No actual libretto exists as all books with a summary of the opera plot have been checked out of all libraries which they were housed in and have not yet been returned. Paintings which depict rehearsals of Elektra show various characters wearing incandescent clothes and strange metallic spikes sticking out of their skin. The story cannot be summarized as nothing else is known about it, though it can be safely assumed that the story was of a fantastic nature which involved little humour and extreme cruelty.

Performance History[edit]

The cover of the program given to audience members during the ill fated Covent Garden performance which luckily did not result in the destruction of the opera house.

The premiere was considered one of the biggest fracases in operatic history as only one audience member had left before the Vienna Opera House burnt to the ground. Witnesses remarked that the opera house seemed to have collapsed in on itself and then erupted into fire. Only small traces of the original wood and tapestries from the inside structure of the opera house remained. The man who left the performance early due to a light migraine, wrote a favourable critique of the opera though he was careful not to mention any revealing details about its story or music. He was later quoted while temporarily interned in an insane asylum that he was lucky to get out of there before the third dimension of the second act began and finished at the same time. He was released from the asylum only after admitting that he made the story up (though his fingers were apparently crossed).
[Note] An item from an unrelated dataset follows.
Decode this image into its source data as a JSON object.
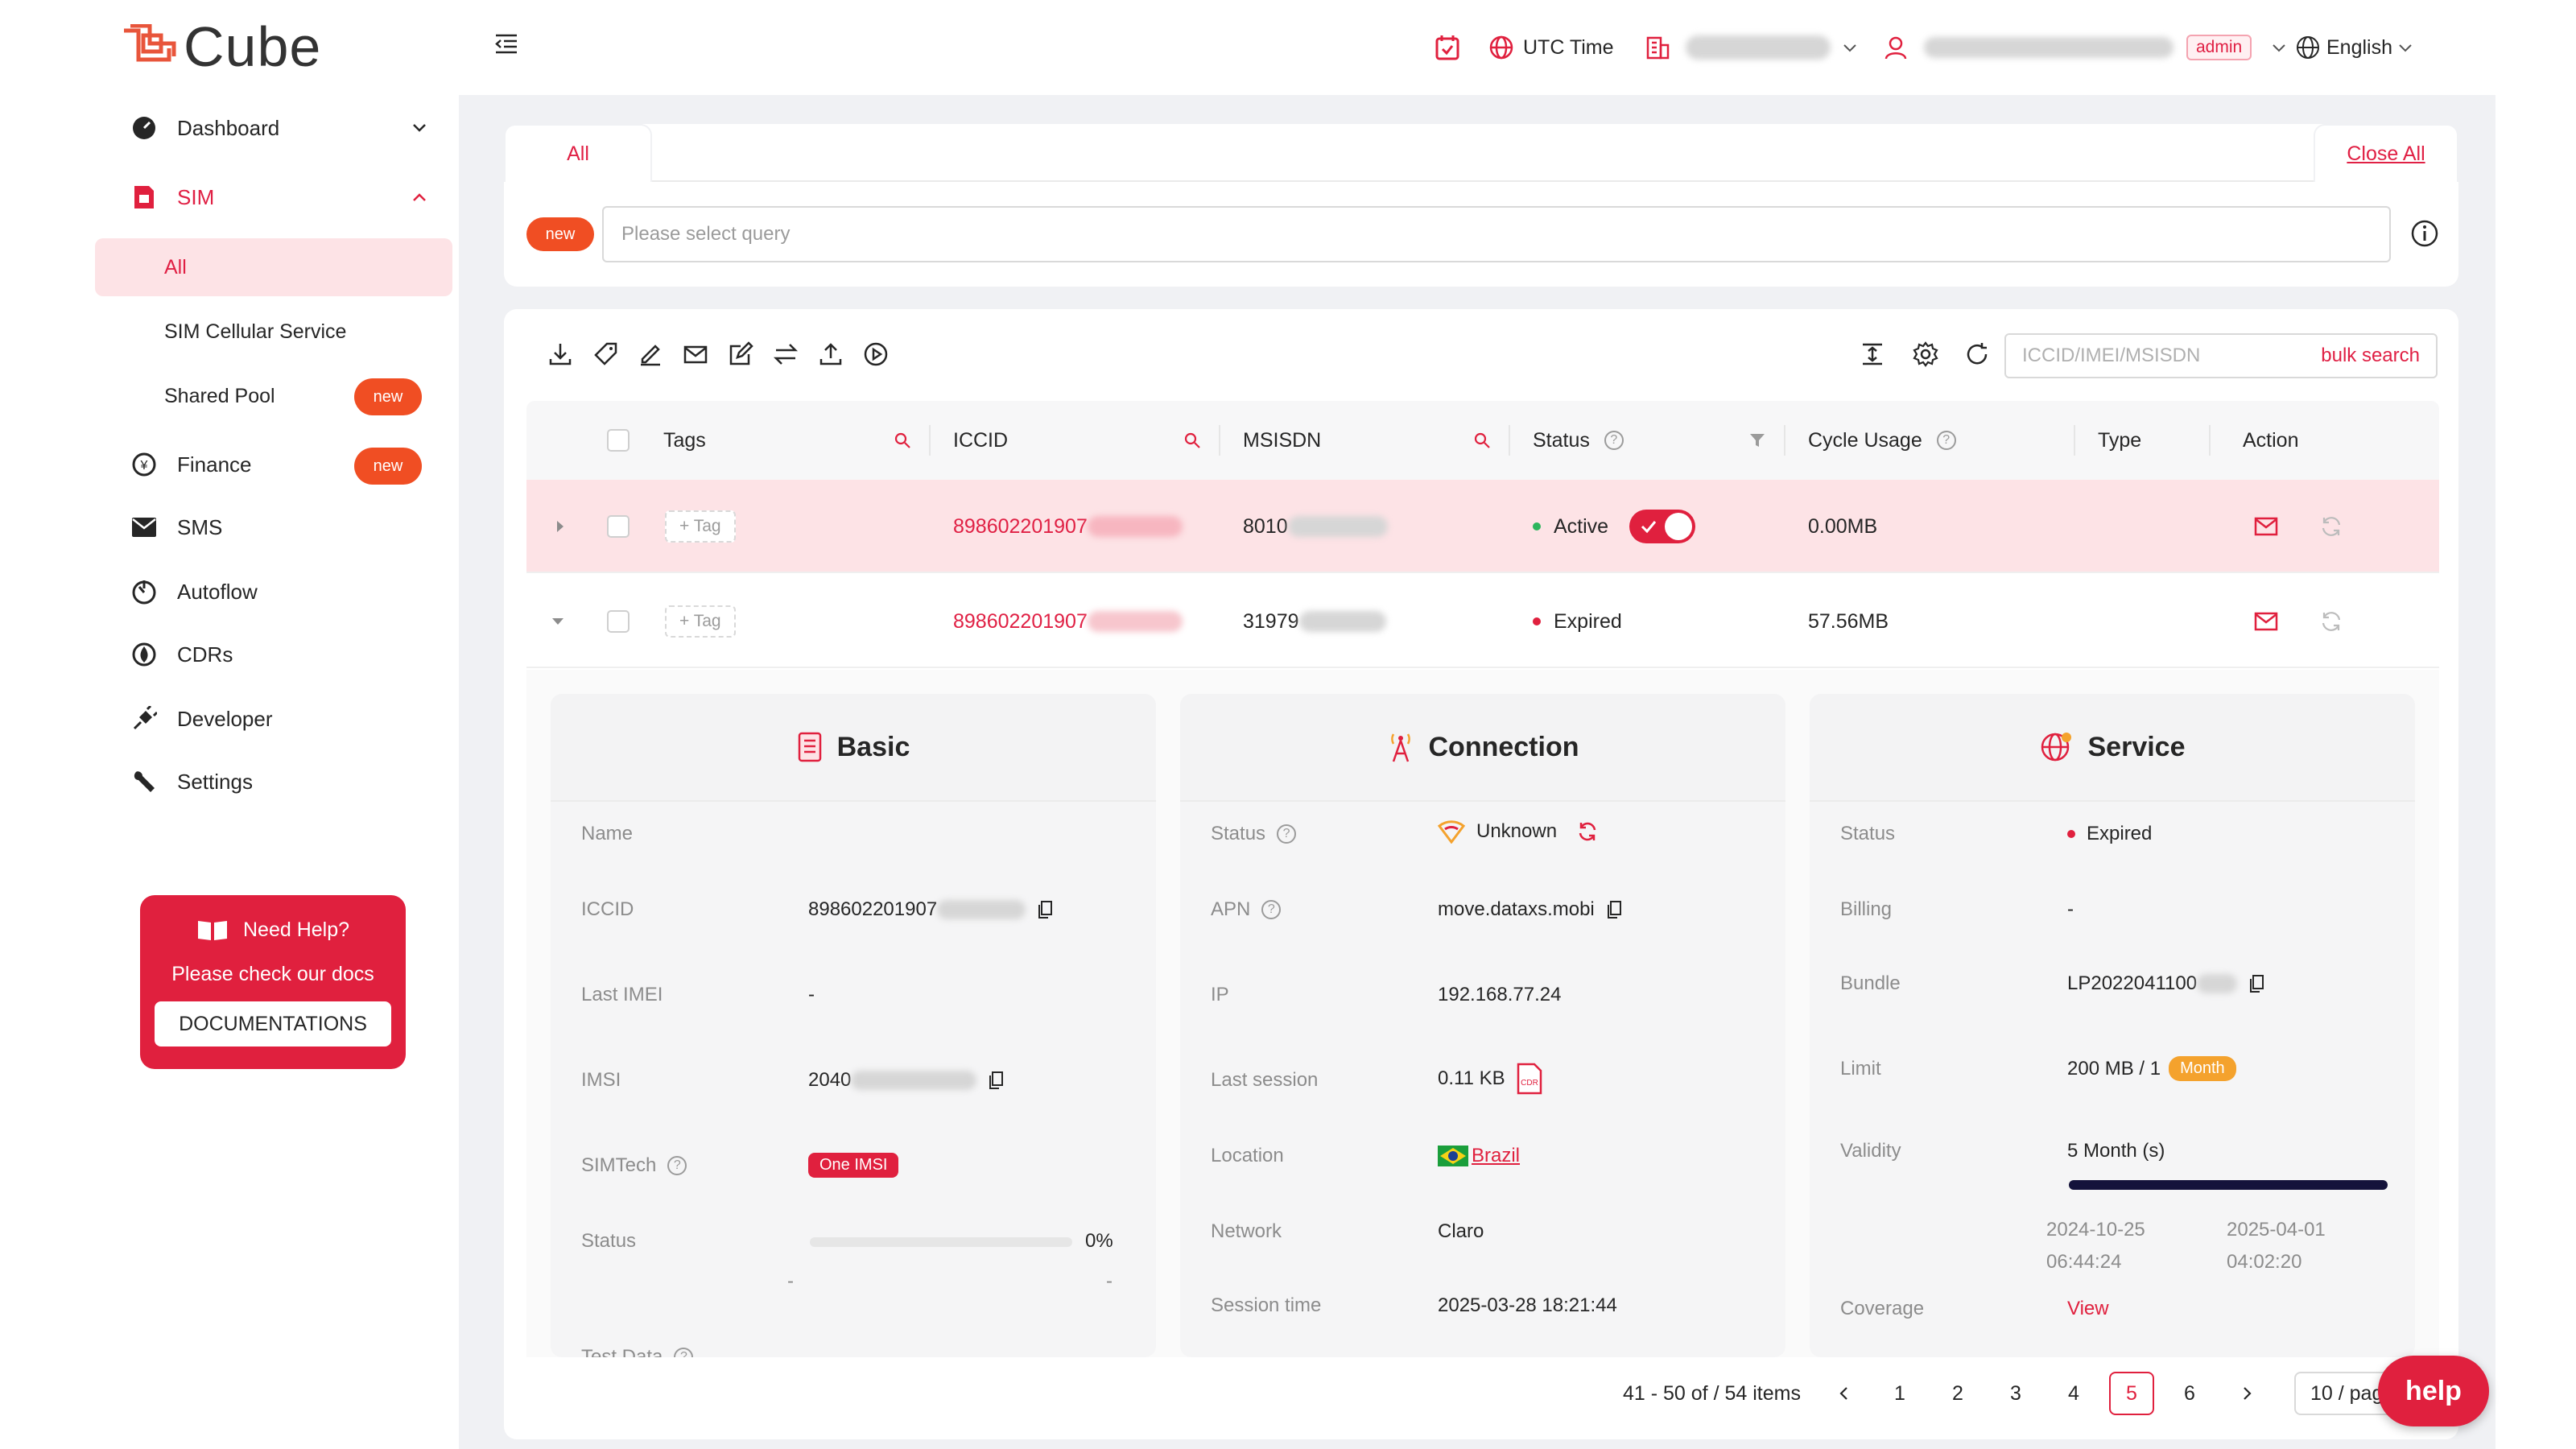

The most recent performance, in the Deutsche Oper Berlin in 2010, was considered a stunning success. Newspapers and news sources list the opera as a triumph of the imagination and an incredible moment in opera, along with hundreds of further praise. After a long string of compliments, there was little space left in news articles to give any detail about the performance of Elektra: The Opera. One can only assume that it must have been seen - instead of described - to understand this opera's power.

As no one from the Elektra performance nor any attending audience member, nor anyone associated with the production can be found, only pictures taken on smart phones gives us any clue as to the quality of the performance. One digital photo shows the stage lit from a strange blue light hovering over centre stage, spherical balls of water which seem to move throughout the opera house and waterfalls which consist of a silvery liquid which flow up instead of downwards. Little more of these images are comprehensible. This once again tells us that Elektra must be experienced in person to properly understand it.
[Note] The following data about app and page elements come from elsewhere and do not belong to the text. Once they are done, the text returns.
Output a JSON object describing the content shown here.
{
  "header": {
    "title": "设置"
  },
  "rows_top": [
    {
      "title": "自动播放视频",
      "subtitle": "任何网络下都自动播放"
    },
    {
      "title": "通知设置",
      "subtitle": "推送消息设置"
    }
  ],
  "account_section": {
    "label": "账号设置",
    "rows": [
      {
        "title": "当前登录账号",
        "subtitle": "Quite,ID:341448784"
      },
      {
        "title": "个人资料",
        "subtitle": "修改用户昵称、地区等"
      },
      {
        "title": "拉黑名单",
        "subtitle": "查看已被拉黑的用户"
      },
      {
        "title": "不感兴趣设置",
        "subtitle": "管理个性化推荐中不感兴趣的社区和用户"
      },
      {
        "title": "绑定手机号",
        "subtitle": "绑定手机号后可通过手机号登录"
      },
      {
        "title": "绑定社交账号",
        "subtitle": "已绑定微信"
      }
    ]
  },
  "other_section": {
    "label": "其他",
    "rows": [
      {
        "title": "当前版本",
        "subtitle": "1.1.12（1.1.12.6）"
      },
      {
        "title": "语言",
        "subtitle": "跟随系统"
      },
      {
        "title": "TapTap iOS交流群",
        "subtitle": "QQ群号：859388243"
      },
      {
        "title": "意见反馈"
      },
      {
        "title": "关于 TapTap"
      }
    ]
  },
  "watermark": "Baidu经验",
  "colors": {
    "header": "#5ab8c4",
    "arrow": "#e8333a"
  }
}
Criticisms and Praise[edit]

The opera has received universal praise and no criticism.

La Scala has already prepared a set design for the second act of Elektra: The Opera in anticipation of the materialisation of the score somewhere here in this world. While the creative director admits designing a stage is difficult before the score and libretto is available, it was pointed out that a stage has to be designed at least one year in advance which was also a good point.
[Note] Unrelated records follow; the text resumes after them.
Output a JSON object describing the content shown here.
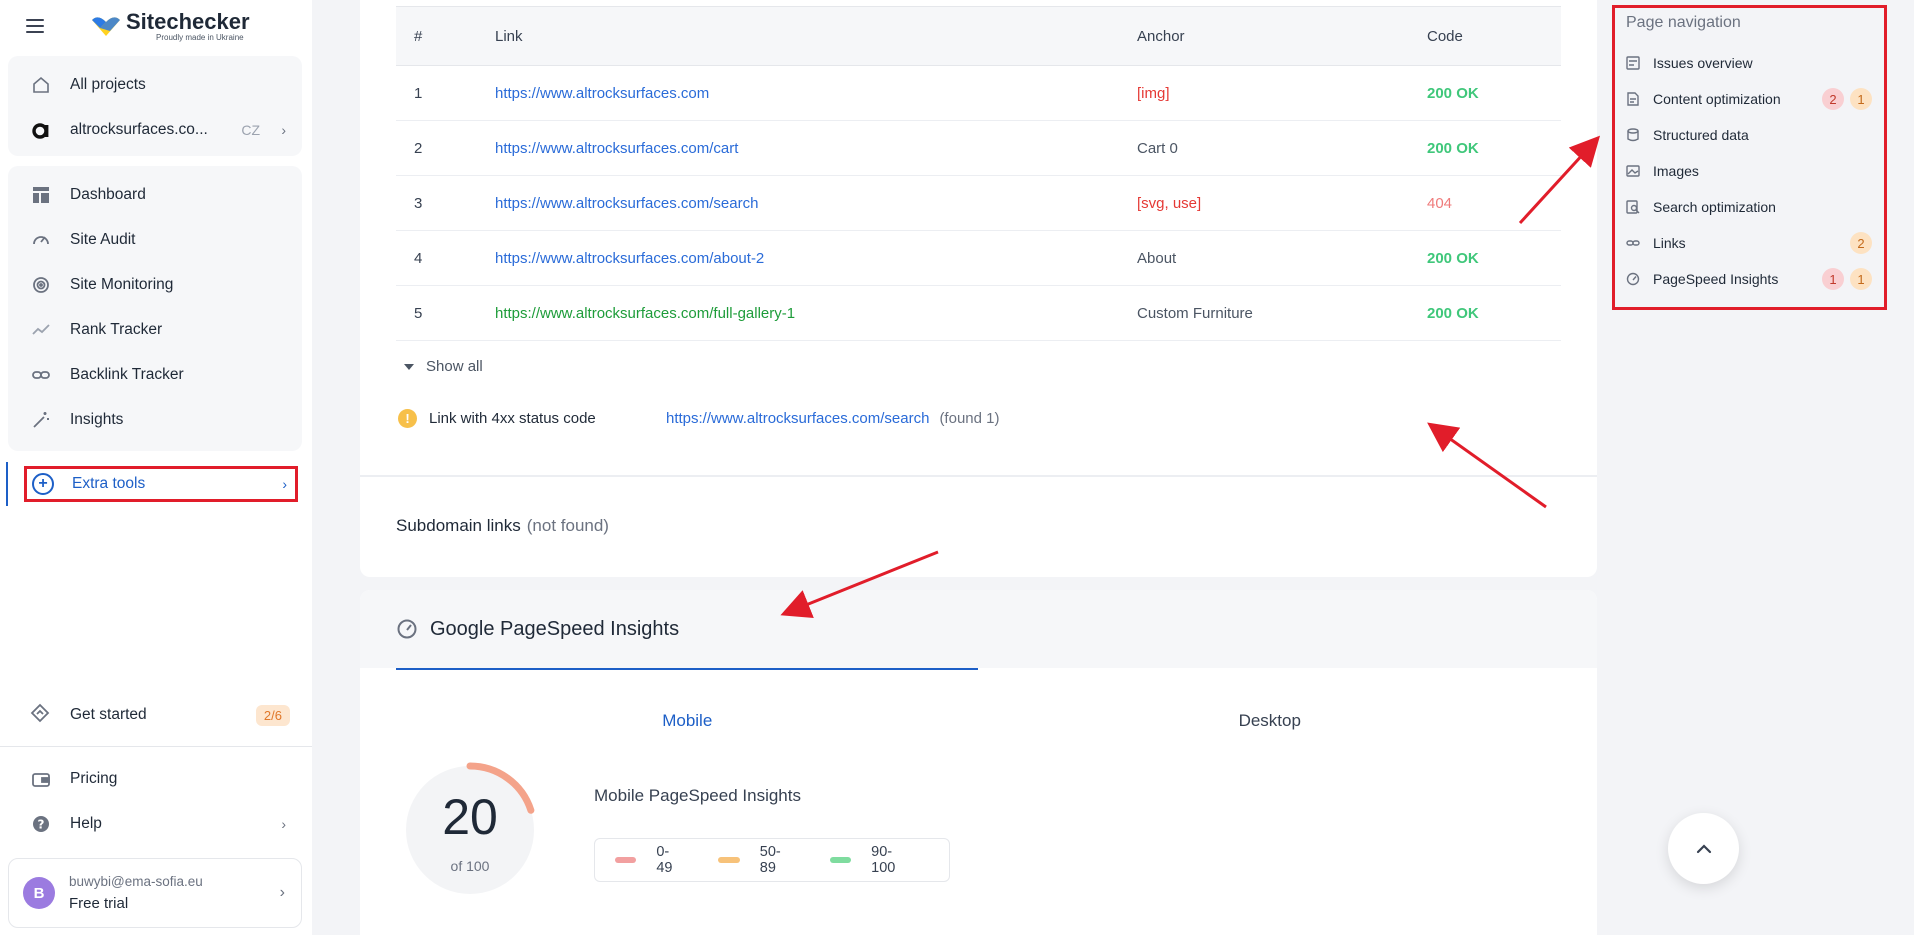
{
  "brand": {
    "name": "Sitechecker",
    "tagline": "Proudly made in Ukraine"
  },
  "sidebar": {
    "top": [
      {
        "label": "All projects",
        "icon": "home-icon"
      },
      {
        "label": "altrocksurfaces.co...",
        "lang": "CZ",
        "icon": "site-favicon-icon"
      }
    ],
    "tools": [
      {
        "label": "Dashboard",
        "icon": "dashboard-icon"
      },
      {
        "label": "Site Audit",
        "icon": "gauge-icon"
      },
      {
        "label": "Site Monitoring",
        "icon": "radar-icon"
      },
      {
        "label": "Rank Tracker",
        "icon": "trend-icon"
      },
      {
        "label": "Backlink Tracker",
        "icon": "link-icon"
      },
      {
        "label": "Insights",
        "icon": "magic-wand-icon"
      }
    ],
    "extra_tools": "Extra tools",
    "get_started": {
      "label": "Get started",
      "badge": "2/6"
    },
    "bottom": [
      {
        "label": "Pricing",
        "icon": "wallet-icon"
      },
      {
        "label": "Help",
        "icon": "help-icon"
      }
    ],
    "user": {
      "initial": "B",
      "email": "buwybi@ema-sofia.eu",
      "plan": "Free trial"
    }
  },
  "links_table": {
    "headers": [
      "#",
      "Link",
      "Anchor",
      "Code"
    ],
    "rows": [
      {
        "n": "1",
        "link": "https://www.altrocksurfaces.com",
        "anchor": "[img]",
        "code": "200 OK"
      },
      {
        "n": "2",
        "link": "https://www.altrocksurfaces.com/cart",
        "anchor": "Cart 0",
        "code": "200 OK"
      },
      {
        "n": "3",
        "link": "https://www.altrocksurfaces.com/search",
        "anchor": "[svg, use]",
        "code": "404"
      },
      {
        "n": "4",
        "link": "https://www.altrocksurfaces.com/about-2",
        "anchor": "About",
        "code": "200 OK"
      },
      {
        "n": "5",
        "link": "https://www.altrocksurfaces.com/full-gallery-1",
        "anchor": "Custom Furniture",
        "code": "200 OK"
      }
    ],
    "show_all": "Show all",
    "warning": {
      "label": "Link with 4xx status code",
      "link": "https://www.altrocksurfaces.com/search",
      "found": "(found 1)"
    },
    "subdomain": {
      "label": "Subdomain links",
      "status": "(not found)"
    }
  },
  "pagespeed": {
    "title": "Google PageSpeed Insights",
    "tabs": [
      "Mobile",
      "Desktop"
    ],
    "score": "20",
    "score_of": "of 100",
    "score_fraction": 0.2,
    "subtitle": "Mobile PageSpeed Insights",
    "legend": [
      {
        "label": "0-49",
        "color": "#f2a0a0"
      },
      {
        "label": "50-89",
        "color": "#f7c27a"
      },
      {
        "label": "90-100",
        "color": "#7fdc9f"
      }
    ]
  },
  "page_navigation": {
    "title": "Page navigation",
    "items": [
      {
        "label": "Issues overview",
        "badges": []
      },
      {
        "label": "Content optimization",
        "badges": [
          {
            "v": "2",
            "t": "red"
          },
          {
            "v": "1",
            "t": "orange"
          }
        ]
      },
      {
        "label": "Structured data",
        "badges": []
      },
      {
        "label": "Images",
        "badges": []
      },
      {
        "label": "Search optimization",
        "badges": []
      },
      {
        "label": "Links",
        "badges": [
          {
            "v": "2",
            "t": "orange"
          }
        ]
      },
      {
        "label": "PageSpeed Insights",
        "badges": [
          {
            "v": "1",
            "t": "red"
          },
          {
            "v": "1",
            "t": "orange"
          }
        ]
      }
    ]
  },
  "colors": {
    "accent": "#1d5fc7",
    "highlight": "#e11d2a",
    "ok": "#3fc77a",
    "error": "#e53935"
  }
}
The future of Elektra: The Opera[edit]

No scores, librettos nor any other material nor copies of it can be found for future productions of Elektra: The Opera which makes further performances of it rather difficult. Stories of the score, suddenly appearing on the desks of opera managers in shiny metallic like cylinders are numerous and it is expected that this may happen again in the near future. Elektra: The Opera scholars are eagerly anticipating the next appearance of the music and its performance, undeterred by the seemingly large amount of bad luck that opera houses have with the opera. While the performance of Macbeth is known to be somewhat plagued by interrupted performances and actors breaking their legs, Elektra: The Opera has been associated with accidental death and mass disappearances. In any case, La Scala, in Milan, has left a slot open in its next season in case the opera is found. Their insurance agency has warned them that they will not offer them their current premiums if they attempt a performance of the opera. La Scala has not commented on the matter though they did say that possible performances of Elektra: The Opera have sold out in anticipation of the score materialising out of thin air.